**DIRECTIONS**.
Leaving out all pictures, copy the lines below exactly, from the line with "Output a JSON object describing the text" to the last line, both ends included.
=== Section Start ===
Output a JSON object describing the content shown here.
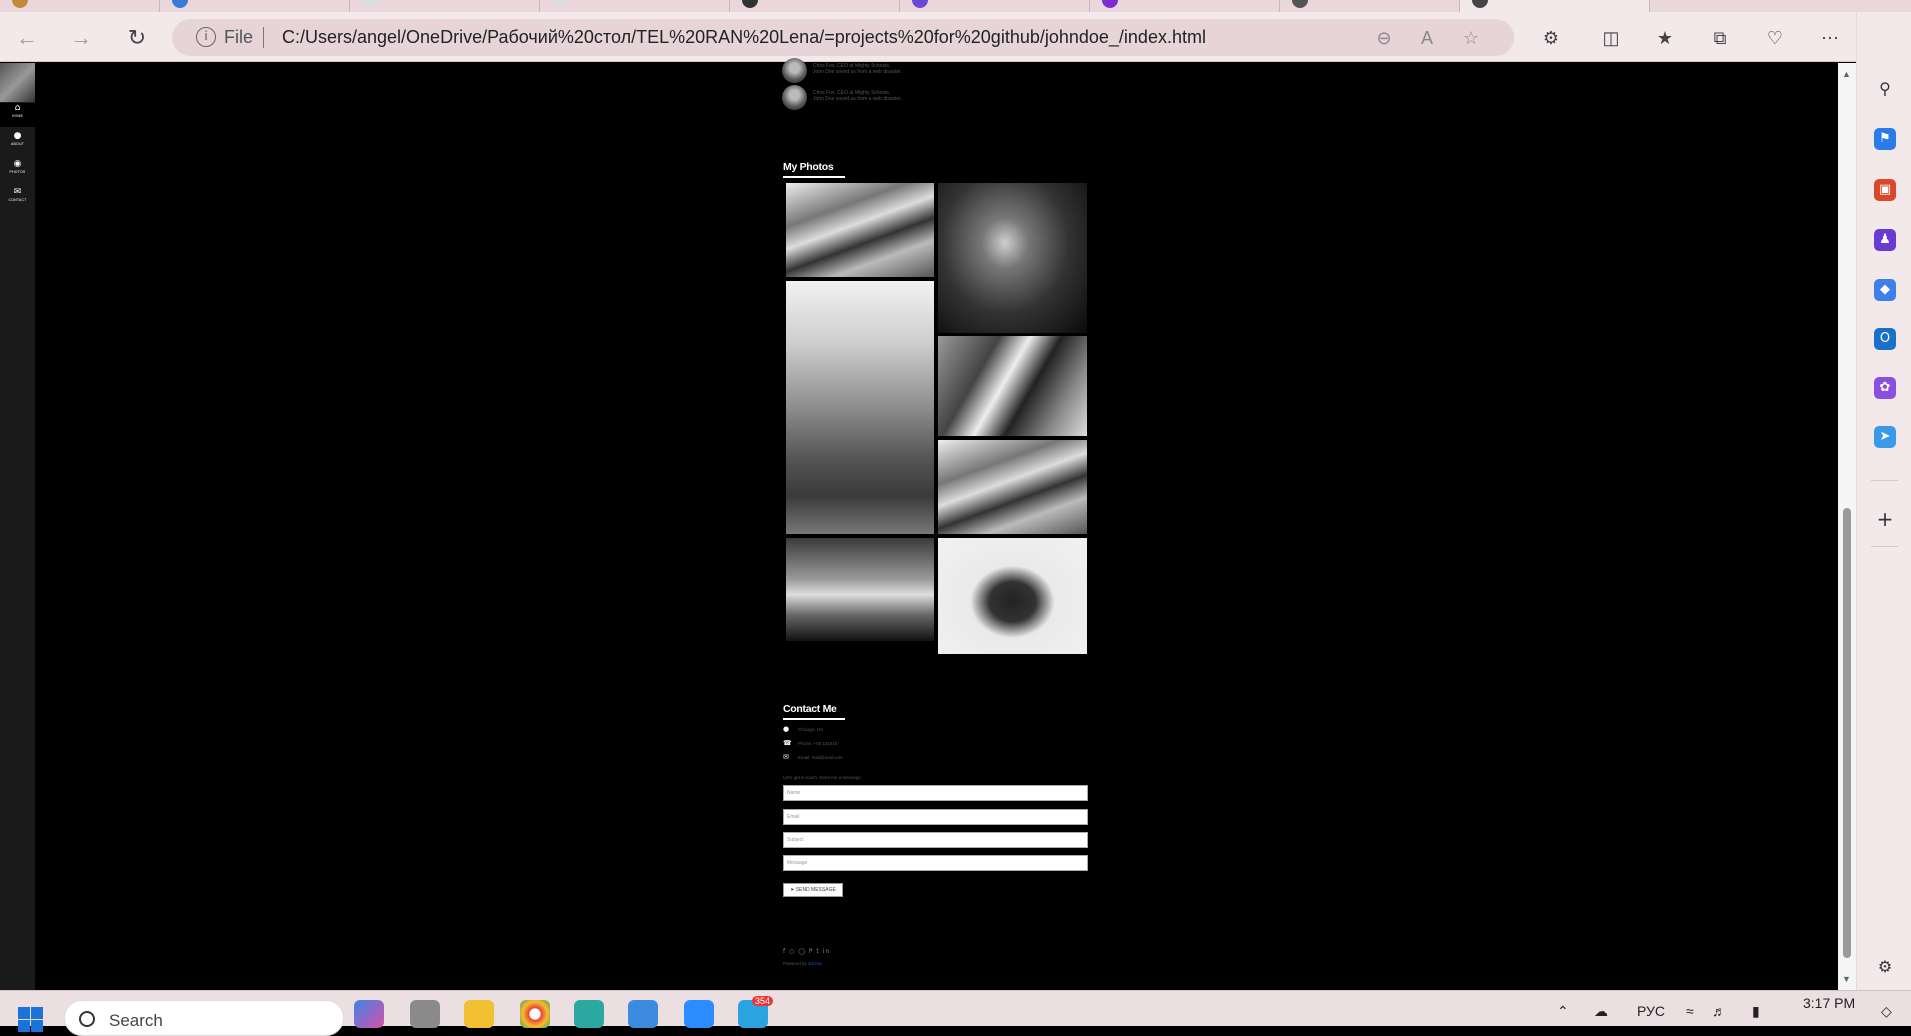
{
  "browser": {
    "address": {
      "scheme_label": "File",
      "url": "C:/Users/angel/OneDrive/Рабочий%20стол/TEL%20RAN%20Lena/=projects%20for%20github/johndoe_/index.html"
    },
    "icons": {
      "back": "back-arrow-icon",
      "forward": "forward-arrow-icon",
      "reload": "reload-icon",
      "info": "info-icon",
      "zoom": "zoom-out-icon",
      "read_aloud": "read-aloud-icon",
      "favorite": "star-icon",
      "extensions": "puzzle-icon",
      "split": "split-screen-icon",
      "favorites": "favorites-icon",
      "collections": "collections-icon",
      "health": "browser-essentials-icon",
      "more": "more-icon",
      "copilot": "copilot-icon"
    }
  },
  "site": {
    "sidebar": {
      "items": [
        {
          "label": "HOME",
          "icon": "home-icon"
        },
        {
          "label": "ABOUT",
          "icon": "user-icon"
        },
        {
          "label": "PHOTOS",
          "icon": "eye-icon"
        },
        {
          "label": "CONTACT",
          "icon": "envelope-icon"
        }
      ]
    },
    "testimonials": [
      {
        "author": "Chris Fox. CEO at Mighty Schools.",
        "quote": "John Doe saved us from a web disaster."
      },
      {
        "author": "Chris Fox. CEO at Mighty Schools.",
        "quote": "John Doe saved us from a web disaster."
      }
    ],
    "photos": {
      "title": "My Photos"
    },
    "contact": {
      "title": "Contact Me",
      "location": "Chicago, US",
      "phone": "Phone: +00 151515",
      "email": "Email: mail@mail.com",
      "intro": "Let's get in touch. Send me a message:",
      "fields": {
        "name": "Name",
        "email": "Email",
        "subject": "Subject",
        "message": "Message"
      },
      "send_label": "SEND MESSAGE"
    },
    "footer": {
      "powered_prefix": "Powered by",
      "powered_link": "w3.css"
    }
  },
  "taskbar": {
    "search_label": "Search",
    "language": "РУС",
    "time": "3:17 PM",
    "badge_count": "354"
  },
  "colors": {
    "page_bg": "#000000",
    "chrome_bg": "#f3e9eb",
    "taskbar_bg": "#ecdfe2",
    "accent_blue": "#1a73d9"
  }
}
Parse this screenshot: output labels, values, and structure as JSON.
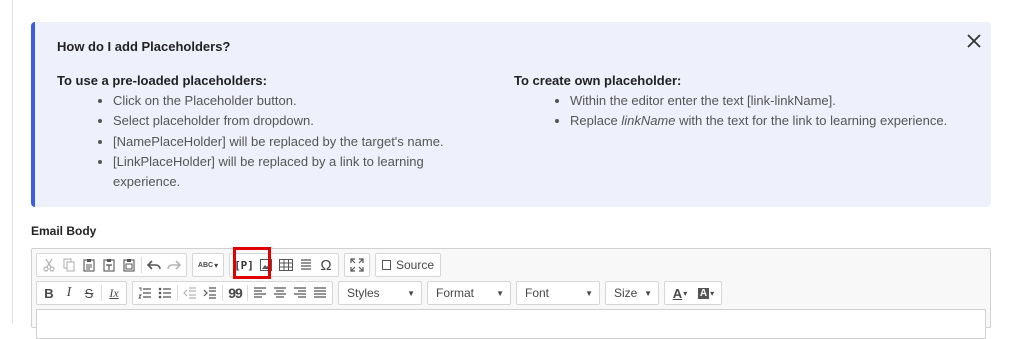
{
  "info": {
    "title": "How do I add Placeholders?",
    "left": {
      "heading": "To use a pre-loaded placeholders:",
      "items": [
        "Click on the Placeholder button.",
        "Select placeholder from dropdown.",
        "[NamePlaceHolder] will be replaced by the target's name.",
        "[LinkPlaceHolder] will be replaced by a link to learning experience."
      ]
    },
    "right": {
      "heading": "To create own placeholder:",
      "item1": "Within the editor enter the text [link-linkName].",
      "item2_pre": "Replace ",
      "item2_em": "linkName",
      "item2_post": " with the text for the link to learning experience."
    }
  },
  "email_body_label": "Email Body",
  "toolbar": {
    "source_label": "Source",
    "placeholder_label": "[P]",
    "spellcheck_label": "ABC",
    "styles_label": "Styles",
    "format_label": "Format",
    "font_label": "Font",
    "size_label": "Size",
    "bold_label": "B",
    "italic_label": "I",
    "strike_label": "S",
    "clear_label": "Ix",
    "blockquote_label": "99",
    "special_char_label": "Ω",
    "text_color_label": "A",
    "bg_color_label": "A",
    "highlight_color": "#e00000",
    "accent_color": "#3b5fe0"
  }
}
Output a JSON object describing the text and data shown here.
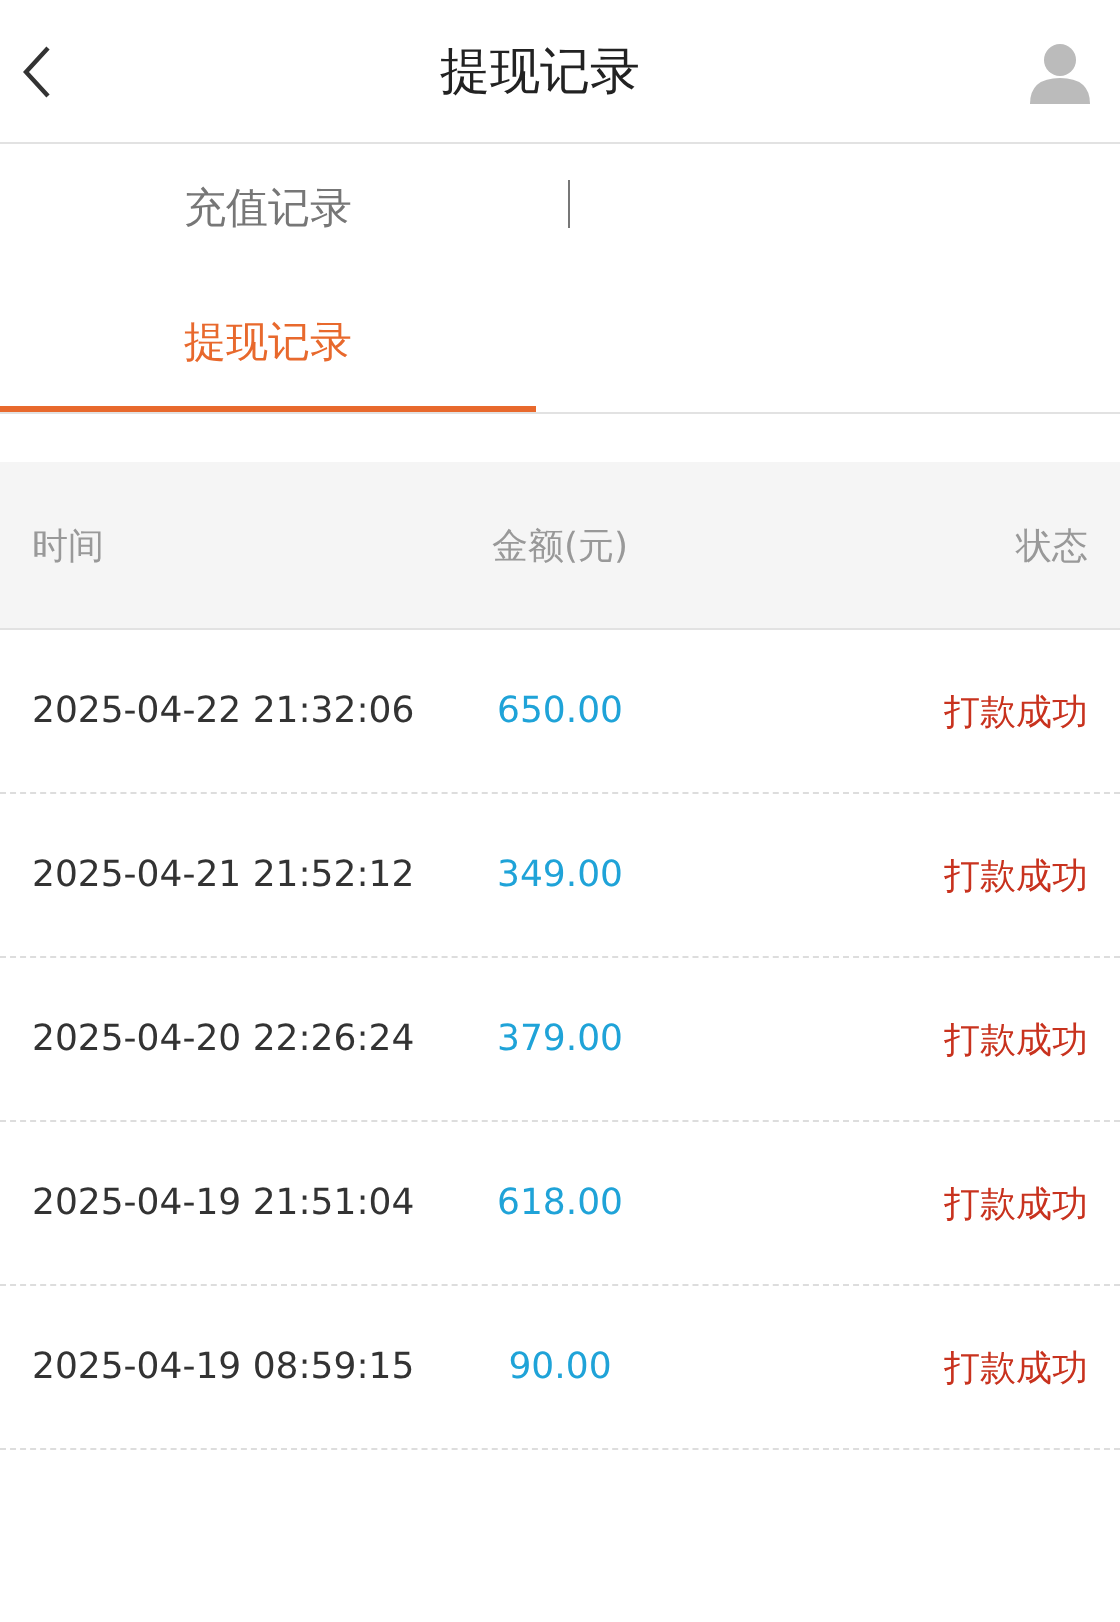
{
  "header": {
    "title": "提现记录"
  },
  "tabs": [
    {
      "label": "充值记录",
      "selected": false
    },
    {
      "label": "提现记录",
      "selected": true
    }
  ],
  "table": {
    "columns": [
      "时间",
      "金额(元)",
      "状态"
    ],
    "rows": [
      {
        "time": "2025-04-22 21:32:06",
        "amount": "650.00",
        "status": "打款成功"
      },
      {
        "time": "2025-04-21 21:52:12",
        "amount": "349.00",
        "status": "打款成功"
      },
      {
        "time": "2025-04-20 22:26:24",
        "amount": "379.00",
        "status": "打款成功"
      },
      {
        "time": "2025-04-19 21:51:04",
        "amount": "618.00",
        "status": "打款成功"
      },
      {
        "time": "2025-04-19 08:59:15",
        "amount": "90.00",
        "status": "打款成功"
      }
    ]
  }
}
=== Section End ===
**RESPONSE AREA**.
Output a JSON object describing the text and data shown here.
{
  "header": {
    "title": "提现记录"
  },
  "tabs": [
    {
      "label": "充值记录",
      "selected": false
    },
    {
      "label": "提现记录",
      "selected": true
    }
  ],
  "table": {
    "columns": [
      "时间",
      "金额(元)",
      "状态"
    ],
    "rows": [
      {
        "time": "2025-04-22 21:32:06",
        "amount": "650.00",
        "status": "打款成功"
      },
      {
        "time": "2025-04-21 21:52:12",
        "amount": "349.00",
        "status": "打款成功"
      },
      {
        "time": "2025-04-20 22:26:24",
        "amount": "379.00",
        "status": "打款成功"
      },
      {
        "time": "2025-04-19 21:51:04",
        "amount": "618.00",
        "status": "打款成功"
      },
      {
        "time": "2025-04-19 08:59:15",
        "amount": "90.00",
        "status": "打款成功"
      }
    ]
  }
}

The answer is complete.